Valvona and Crolla now sources most of its own products direct from suppliers, but even some of these companies are keen to get a foothold in the supermarket supply chain, with the consequent changes to cultivation that may entail.
The increasing domination of the supermarkets across Europe, as well as tighter EU legislation on production methods, has accelerated the trend towards standardised foodstuffs.
These days, shelves groan with mass-produced olive oil, grown in Spain and bottled in Italy, imported peppers packaged in Spain, and endless varieties of grains and pastas. But, according to Antonio Carluccio, chef, broadcaster and proprietor of The Neal Street Restaurant in London, such "delicacies" are often watered-down versions of their former selves.
"My battle is to protect the heritage of good Italian food but I'm worried that people will lose their sense of taste and smell because the big companies make so much rubbish," he said. "Small lentils need more care to produce and are more expensive, but they are fantastic. Saffron from Sardinia has incredible colour and flavour, whereas the stuff that comes from the Middle East tastes of nothing."
Although many Italians continue to visit specialist stores, Mr Carluccio says there is a growing tendency for them to shop "American-style" with trolley-loads full of mediocre produce. Britons, meanwhile, succumbed to the introduction of industrial farming methods in the 1950s and 1960s with barely a whimper.
Seed patenting laws in the 1980s saw hundreds of British varieties of fruit and vegetable vanish overnight and it is only recently that the benefits of organic farming have penetrated public consciousness.
"For a long time I don't think we valued diversity, unlike France where peasant farmers put up a stubborn defence of traditional artisan produce," says Hugh Fearnley-Whittingstall, the Independent on Sunday's restaurant critic.
"There are signs of a revival in Britain, with a growing number of people prepared to pay for premium produce and a resurgence in farmers' markets."
But agriculture is slow to respond to changing fashions, and the lamentations of campaigners such as Prue Leith on the scarcity of morello cherries and fresh walnuts may come too late. "If we lose the old recipes we lose the reason for growing the ingredients," says Ms Leith who, together with several colleagues, is setting up a national centre for the culinary arts.

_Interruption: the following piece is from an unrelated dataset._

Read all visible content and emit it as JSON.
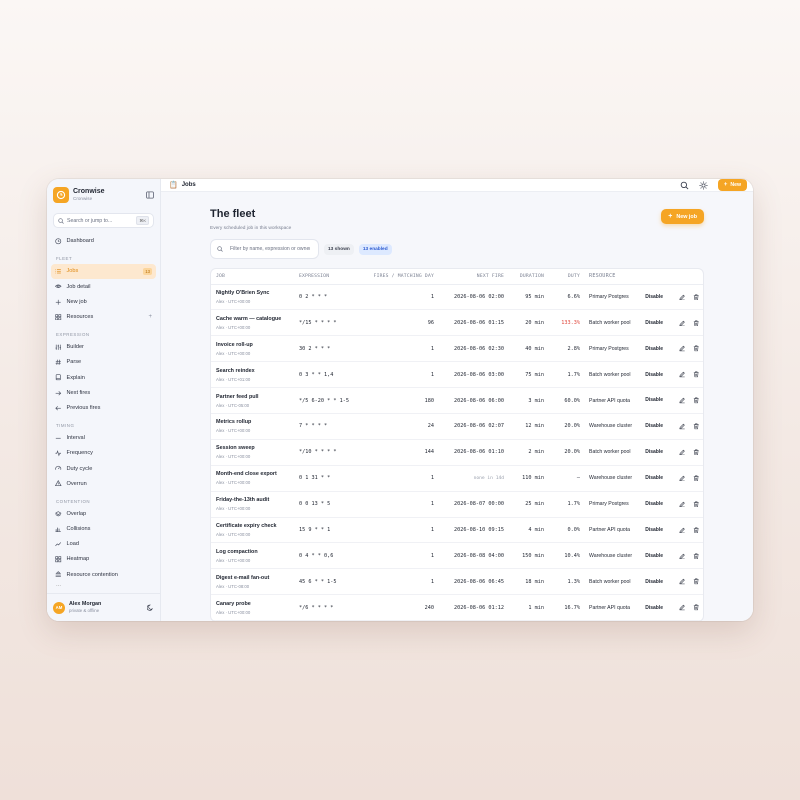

"Cookery has become a hobby for the middle classes but, partly because it was taken off the school curriculum and partly because people have less time and buy pre-prepared meals, the old skills have been lost to much of the population."